Please return the listing exactly as written, but without its pictures.

BEGIN Data records

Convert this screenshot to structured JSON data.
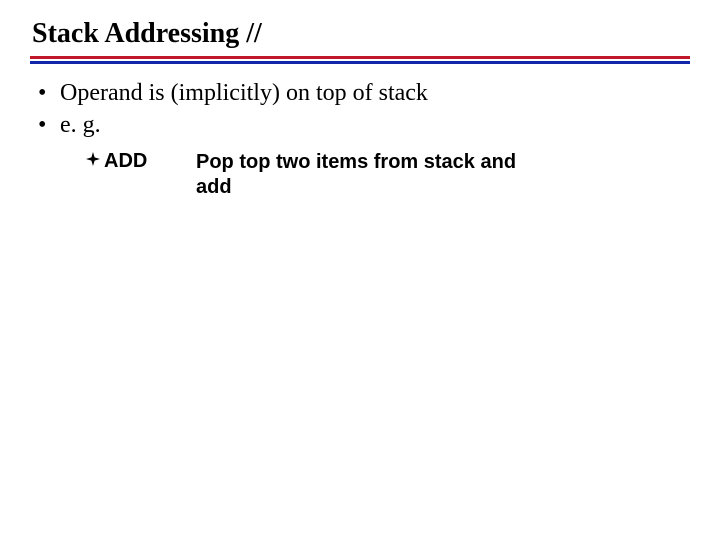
{
  "title": "Stack Addressing //",
  "bullets": {
    "item0": "Operand is (implicitly) on top of stack",
    "item1": "e. g."
  },
  "sub": {
    "mnemonic": "ADD",
    "description": "Pop top two items from stack and add"
  }
}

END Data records

Response box:
Convert this screenshot to structured JSON data.
{
  "title": "Stack Addressing //",
  "bullets": {
    "item0": "Operand is (implicitly) on top of stack",
    "item1": "e. g."
  },
  "sub": {
    "mnemonic": "ADD",
    "description": "Pop top two items from stack and add"
  }
}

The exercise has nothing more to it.